» Component data from apps and pages
========
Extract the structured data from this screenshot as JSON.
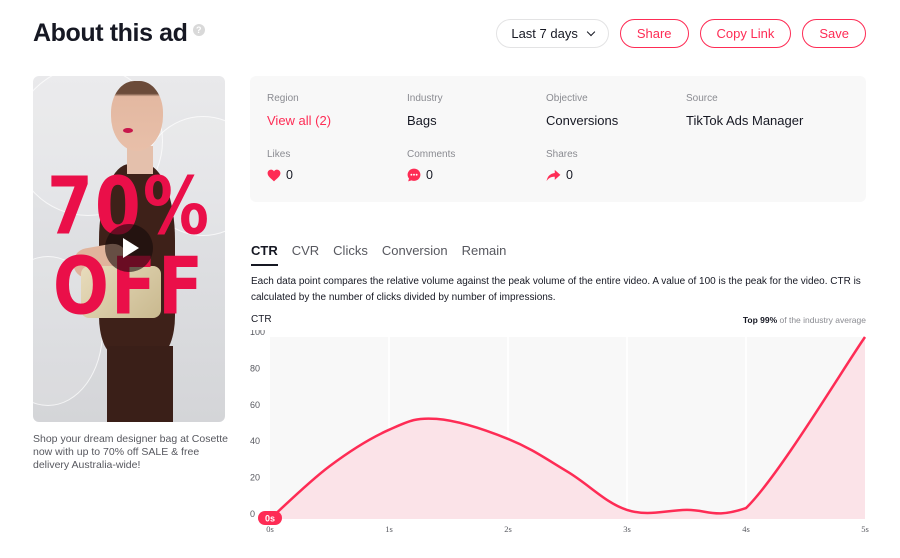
{
  "header": {
    "title": "About this ad",
    "help_icon": "question-circle-icon"
  },
  "toolbar": {
    "date_range": "Last 7 days",
    "date_icon": "chevron-down-icon",
    "share_label": "Share",
    "copy_link_label": "Copy Link",
    "save_label": "Save"
  },
  "video": {
    "promo_line1": "70%",
    "promo_line2": "OFF",
    "play_icon": "play-icon",
    "caption": "Shop your dream designer bag at Cosette now with up to 70% off SALE & free delivery Australia-wide!"
  },
  "info": {
    "region_label": "Region",
    "region_value": "View all (2)",
    "industry_label": "Industry",
    "industry_value": "Bags",
    "objective_label": "Objective",
    "objective_value": "Conversions",
    "source_label": "Source",
    "source_value": "TikTok Ads Manager",
    "likes_label": "Likes",
    "likes_value": "0",
    "likes_icon": "heart-icon",
    "comments_label": "Comments",
    "comments_value": "0",
    "comments_icon": "comment-bubble-icon",
    "shares_label": "Shares",
    "shares_value": "0",
    "shares_icon": "share-arrow-icon"
  },
  "tabs": [
    {
      "label": "CTR",
      "active": true
    },
    {
      "label": "CVR",
      "active": false
    },
    {
      "label": "Clicks",
      "active": false
    },
    {
      "label": "Conversion",
      "active": false
    },
    {
      "label": "Remain",
      "active": false
    }
  ],
  "description": "Each data point compares the relative volume against the peak volume of the entire video. A value of 100 is the peak for the video. CTR is calculated by the number of clicks divided by number of impressions.",
  "industry_note": {
    "bold": "Top 99%",
    "rest": " of the industry average"
  },
  "colors": {
    "accent": "#fe2c55",
    "line": "#fe2c55",
    "area_fill": "#fbe3e8",
    "plot_bg": "#f8f8f8",
    "text": "#161823",
    "muted": "#8a8b91"
  },
  "chart_data": {
    "type": "area",
    "title": "CTR",
    "xlabel": "",
    "ylabel": "CTR",
    "x": [
      0,
      0.5,
      1,
      1.4,
      2,
      2.5,
      3,
      3.5,
      4,
      5
    ],
    "values": [
      0,
      29,
      49,
      55,
      44,
      26,
      5,
      5,
      6,
      100
    ],
    "xticks": [
      0,
      1,
      2,
      3,
      4,
      5
    ],
    "xtick_labels": [
      "0s",
      "1s",
      "2s",
      "3s",
      "4s",
      "5s"
    ],
    "yticks": [
      0,
      20,
      40,
      60,
      80,
      100
    ],
    "ytick_labels": [
      "0",
      "20",
      "40",
      "60",
      "80",
      "100"
    ],
    "xlim": [
      0,
      5
    ],
    "ylim": [
      0,
      100
    ],
    "grid": "vertical",
    "marker_label": "0s",
    "marker_x": 0
  }
}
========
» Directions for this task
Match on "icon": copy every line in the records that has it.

» Answer section
    "help_icon": "question-circle-icon"
    "date_icon": "chevron-down-icon",
    "play_icon": "play-icon",
    "likes_icon": "heart-icon",
    "comments_icon": "comment-bubble-icon",
    "shares_icon": "share-arrow-icon"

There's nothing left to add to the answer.